= EXERCISE DESCRIPTION =
Each line from the one containing "What's the underlying" to the end of the entries is to be repeated exactly, and no other line.

(Interface dataset entries)
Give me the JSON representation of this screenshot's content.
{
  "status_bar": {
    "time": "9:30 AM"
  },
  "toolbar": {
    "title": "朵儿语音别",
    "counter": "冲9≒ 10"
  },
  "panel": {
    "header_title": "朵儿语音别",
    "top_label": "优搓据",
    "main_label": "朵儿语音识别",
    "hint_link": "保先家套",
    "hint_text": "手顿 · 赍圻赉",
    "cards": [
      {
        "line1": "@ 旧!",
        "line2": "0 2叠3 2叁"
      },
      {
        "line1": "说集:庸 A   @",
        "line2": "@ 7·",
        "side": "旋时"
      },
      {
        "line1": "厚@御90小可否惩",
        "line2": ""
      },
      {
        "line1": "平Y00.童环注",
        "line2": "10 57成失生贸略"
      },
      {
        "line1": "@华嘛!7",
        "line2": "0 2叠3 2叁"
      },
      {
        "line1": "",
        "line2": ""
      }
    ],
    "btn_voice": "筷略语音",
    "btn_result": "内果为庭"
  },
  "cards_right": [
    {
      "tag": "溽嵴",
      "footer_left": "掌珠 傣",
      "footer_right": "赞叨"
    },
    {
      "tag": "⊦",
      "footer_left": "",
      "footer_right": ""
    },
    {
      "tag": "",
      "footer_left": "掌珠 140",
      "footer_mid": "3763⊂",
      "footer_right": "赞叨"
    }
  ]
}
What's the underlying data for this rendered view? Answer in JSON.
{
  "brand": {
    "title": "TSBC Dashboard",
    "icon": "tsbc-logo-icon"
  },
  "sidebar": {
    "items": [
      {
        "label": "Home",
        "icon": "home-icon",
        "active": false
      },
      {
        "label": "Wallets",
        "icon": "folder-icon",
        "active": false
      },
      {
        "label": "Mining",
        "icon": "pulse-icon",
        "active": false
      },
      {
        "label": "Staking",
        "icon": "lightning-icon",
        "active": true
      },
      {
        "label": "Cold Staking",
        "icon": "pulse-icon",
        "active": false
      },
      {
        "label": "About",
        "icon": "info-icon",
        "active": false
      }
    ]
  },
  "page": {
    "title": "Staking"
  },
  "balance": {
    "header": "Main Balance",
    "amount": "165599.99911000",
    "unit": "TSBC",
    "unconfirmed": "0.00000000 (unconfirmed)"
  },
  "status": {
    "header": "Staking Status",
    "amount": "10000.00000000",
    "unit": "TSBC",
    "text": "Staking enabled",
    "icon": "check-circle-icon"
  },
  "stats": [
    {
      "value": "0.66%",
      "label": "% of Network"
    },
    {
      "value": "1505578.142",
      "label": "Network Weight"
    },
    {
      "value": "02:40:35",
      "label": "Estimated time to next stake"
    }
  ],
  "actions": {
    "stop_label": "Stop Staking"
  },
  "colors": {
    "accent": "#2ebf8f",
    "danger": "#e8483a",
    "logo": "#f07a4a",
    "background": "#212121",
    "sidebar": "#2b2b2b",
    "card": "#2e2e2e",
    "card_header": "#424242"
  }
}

= WRITTEN REPLY =
What's the underlying data for this rendered view? Answer in JSON.
{
  "brand": {
    "title": "TSBC Dashboard",
    "icon": "tsbc-logo-icon"
  },
  "sidebar": {
    "items": [
      {
        "label": "Home",
        "icon": "home-icon",
        "active": false
      },
      {
        "label": "Wallets",
        "icon": "folder-icon",
        "active": false
      },
      {
        "label": "Mining",
        "icon": "pulse-icon",
        "active": false
      },
      {
        "label": "Staking",
        "icon": "lightning-icon",
        "active": true
      },
      {
        "label": "Cold Staking",
        "icon": "pulse-icon",
        "active": false
      },
      {
        "label": "About",
        "icon": "info-icon",
        "active": false
      }
    ]
  },
  "page": {
    "title": "Staking"
  },
  "balance": {
    "header": "Main Balance",
    "amount": "165599.99911000",
    "unit": "TSBC",
    "unconfirmed": "0.00000000 (unconfirmed)"
  },
  "status": {
    "header": "Staking Status",
    "amount": "10000.00000000",
    "unit": "TSBC",
    "text": "Staking enabled",
    "icon": "check-circle-icon"
  },
  "stats": [
    {
      "value": "0.66%",
      "label": "% of Network"
    },
    {
      "value": "1505578.142",
      "label": "Network Weight"
    },
    {
      "value": "02:40:35",
      "label": "Estimated time to next stake"
    }
  ],
  "actions": {
    "stop_label": "Stop Staking"
  },
  "colors": {
    "accent": "#2ebf8f",
    "danger": "#e8483a",
    "logo": "#f07a4a",
    "background": "#212121",
    "sidebar": "#2b2b2b",
    "card": "#2e2e2e",
    "card_header": "#424242"
  }
}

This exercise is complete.